bioRxiv: Integrated sequencing approaches for microbiome analyses

Combining whole genome shotgun sequencing and rDNA amplicon analyses to improve detection of microbe-microbe interaction networks in plant leaves

Regalado, Lundberg et al., bioRxiv 823492, posted October 30, 2019.

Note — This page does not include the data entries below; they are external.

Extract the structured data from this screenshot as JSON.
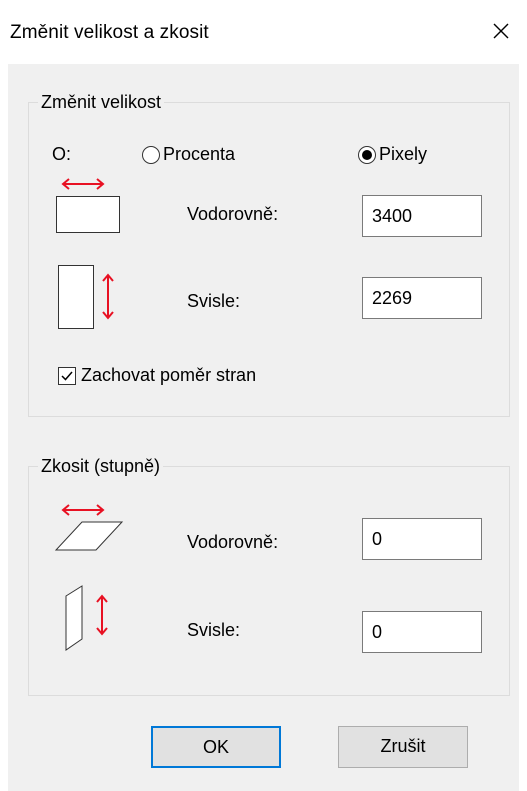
{
  "window": {
    "title": "Změnit velikost a zkosit"
  },
  "resize": {
    "group_label": "Změnit velikost",
    "by_label": "O:",
    "percent_label": "Procenta",
    "pixels_label": "Pixely",
    "selected_unit": "Pixely",
    "horizontal_label": "Vodorovně:",
    "horizontal_value": "3400",
    "vertical_label": "Svisle:",
    "vertical_value": "2269",
    "keep_ratio_label": "Zachovat poměr stran",
    "keep_ratio_checked": true
  },
  "skew": {
    "group_label": "Zkosit (stupně)",
    "horizontal_label": "Vodorovně:",
    "horizontal_value": "0",
    "vertical_label": "Svisle:",
    "vertical_value": "0"
  },
  "buttons": {
    "ok_label": "OK",
    "cancel_label": "Zrušit"
  },
  "colors": {
    "accent": "#0078d7",
    "arrow": "#e81123",
    "panel": "#f0f0f0"
  }
}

Microorganisms from all domains of life establish associations with plants. Although some harm the plant, others antagonize pathogens or prime the plant immune system, acquire nutrients, tune plant hormone levels, or perform additional services. Most culture-independent plant microbiome research has focused on amplicon sequencing of 16S rDNA and/or the internal transcribed spacer (ITS) of rDNA loci, but the decreasing cost of high-throughput sequencing has made shotgun metagenome sequencing increasingly accessible. Here, we describe shotgun sequencing of 275 wild Arabidopsis thaliana leaf microbiomes from southwest Germany, with additional bacterial 16S rDNA and eukaryotic ITS1 amplicon data from 176 of these samples. The shotgun data were dominated by bacterial sequences, with eukaryotes contributing only a minority of reads. For shotgun and amplicon data, microbial membership showed weak associations with both site of origin and plant genotype, both of which were highly confounded in this dataset. There was large variation among microbiomes, with one extreme comprising samples of low complexity and a high load of microorganisms typical of infected plants, and the other extreme being samples of high complexity and a low microbial load. We use the metagenome data, which captures the ratio of bacterial to plant DNA in leaves of wild plants, to scale the 16S rDNA amplicon data such that they reflect absolute bacterial abundance. We show that this cost-effective hybrid strategy overcomes compositionality problems in amplicon data and leads to fundamentally different conclusions about microbiome community assembly.